## WHAT IS NEEDED
Without the pictures, retype each line below exactly as it stands.
* * * *
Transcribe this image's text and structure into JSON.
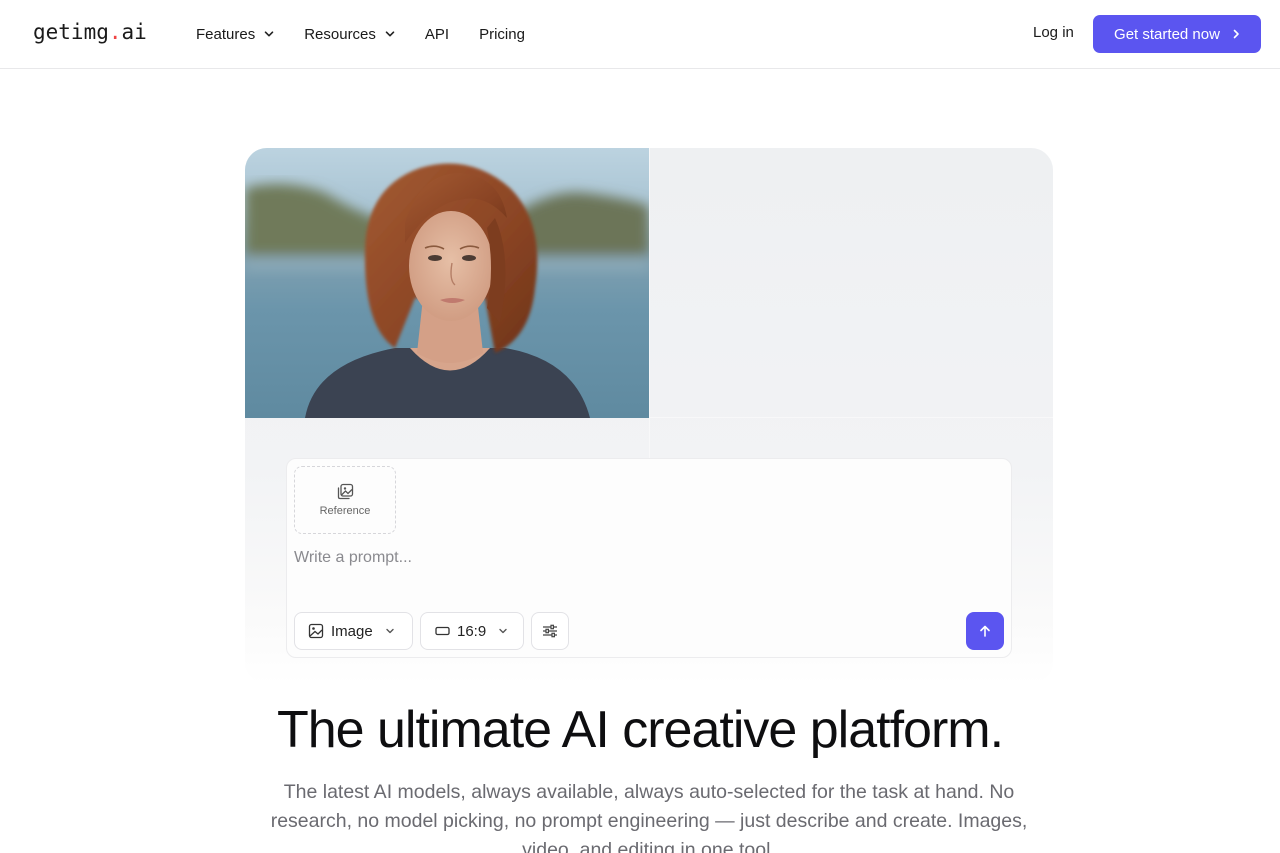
{
  "header": {
    "logo_main": "getimg",
    "logo_dot": ".",
    "logo_tld": "ai",
    "nav": [
      {
        "label": "Features",
        "has_dropdown": true
      },
      {
        "label": "Resources",
        "has_dropdown": true
      },
      {
        "label": "API",
        "has_dropdown": false
      },
      {
        "label": "Pricing",
        "has_dropdown": false
      }
    ],
    "login_label": "Log in",
    "cta_label": "Get started now"
  },
  "composer": {
    "reference_label": "Reference",
    "prompt_placeholder": "Write a prompt...",
    "prompt_value": "",
    "mode_label": "Image",
    "ratio_label": "16:9"
  },
  "hero": {
    "title": "The ultimate AI creative platform.",
    "subtitle": "The latest AI models, always available, always auto-selected for the task at hand. No research, no model picking, no prompt engineering — just describe and create. Images, video, and editing in one tool."
  },
  "colors": {
    "accent": "#5b55f0",
    "logo_dot": "#ef4444"
  },
  "icons": [
    "chevron-down-icon",
    "chevron-right-icon",
    "reference-image-icon",
    "image-icon",
    "aspect-ratio-icon",
    "settings-sliders-icon",
    "arrow-up-icon"
  ]
}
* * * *
## RESPONSE AREA
Transcribe this image's text and structure into JSON.
{
  "header": {
    "logo_main": "getimg",
    "logo_dot": ".",
    "logo_tld": "ai",
    "nav": [
      {
        "label": "Features",
        "has_dropdown": true
      },
      {
        "label": "Resources",
        "has_dropdown": true
      },
      {
        "label": "API",
        "has_dropdown": false
      },
      {
        "label": "Pricing",
        "has_dropdown": false
      }
    ],
    "login_label": "Log in",
    "cta_label": "Get started now"
  },
  "composer": {
    "reference_label": "Reference",
    "prompt_placeholder": "Write a prompt...",
    "prompt_value": "",
    "mode_label": "Image",
    "ratio_label": "16:9"
  },
  "hero": {
    "title": "The ultimate AI creative platform.",
    "subtitle": "The latest AI models, always available, always auto-selected for the task at hand. No research, no model picking, no prompt engineering — just describe and create. Images, video, and editing in one tool."
  },
  "colors": {
    "accent": "#5b55f0",
    "logo_dot": "#ef4444"
  },
  "icons": [
    "chevron-down-icon",
    "chevron-right-icon",
    "reference-image-icon",
    "image-icon",
    "aspect-ratio-icon",
    "settings-sliders-icon",
    "arrow-up-icon"
  ]
}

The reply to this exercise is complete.